AIM OF THE EXERCISE: Please retype every entry as written, and keep the pictures out.

Website and app data records:
-- Opening Marker --

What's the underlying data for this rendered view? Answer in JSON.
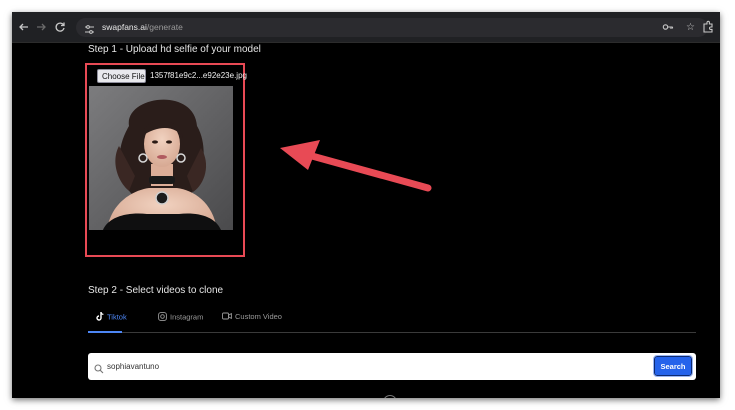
{
  "browser": {
    "url_domain": "swapfans.ai",
    "url_path": "/generate",
    "icons": [
      "back-arrow-icon",
      "forward-arrow-icon",
      "reload-icon",
      "site-settings-icon",
      "password-key-icon",
      "bookmark-star-icon",
      "extensions-icon"
    ]
  },
  "step1": {
    "title": "Step 1 - Upload hd selfie of your model",
    "choose_file_label": "Choose File",
    "file_name": "1357f81e9c2...e92e23e.jpg"
  },
  "step2": {
    "title": "Step 2 - Select videos to clone",
    "tabs": [
      {
        "label": "Tiktok",
        "icon": "tiktok-icon",
        "active": true
      },
      {
        "label": "Instagram",
        "icon": "instagram-icon",
        "active": false
      },
      {
        "label": "Custom Video",
        "icon": "video-icon",
        "active": false
      }
    ]
  },
  "search": {
    "value": "sophiavantuno",
    "button_label": "Search"
  },
  "colors": {
    "accent": "#2563eb",
    "highlight": "#e84a55",
    "background": "#000000"
  }
}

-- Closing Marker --

WRITTEN ANSWER:
What's the underlying data for this rendered view? Answer in JSON.
{
  "browser": {
    "url_domain": "swapfans.ai",
    "url_path": "/generate",
    "icons": [
      "back-arrow-icon",
      "forward-arrow-icon",
      "reload-icon",
      "site-settings-icon",
      "password-key-icon",
      "bookmark-star-icon",
      "extensions-icon"
    ]
  },
  "step1": {
    "title": "Step 1 - Upload hd selfie of your model",
    "choose_file_label": "Choose File",
    "file_name": "1357f81e9c2...e92e23e.jpg"
  },
  "step2": {
    "title": "Step 2 - Select videos to clone",
    "tabs": [
      {
        "label": "Tiktok",
        "icon": "tiktok-icon",
        "active": true
      },
      {
        "label": "Instagram",
        "icon": "instagram-icon",
        "active": false
      },
      {
        "label": "Custom Video",
        "icon": "video-icon",
        "active": false
      }
    ]
  },
  "search": {
    "value": "sophiavantuno",
    "button_label": "Search"
  },
  "colors": {
    "accent": "#2563eb",
    "highlight": "#e84a55",
    "background": "#000000"
  }
}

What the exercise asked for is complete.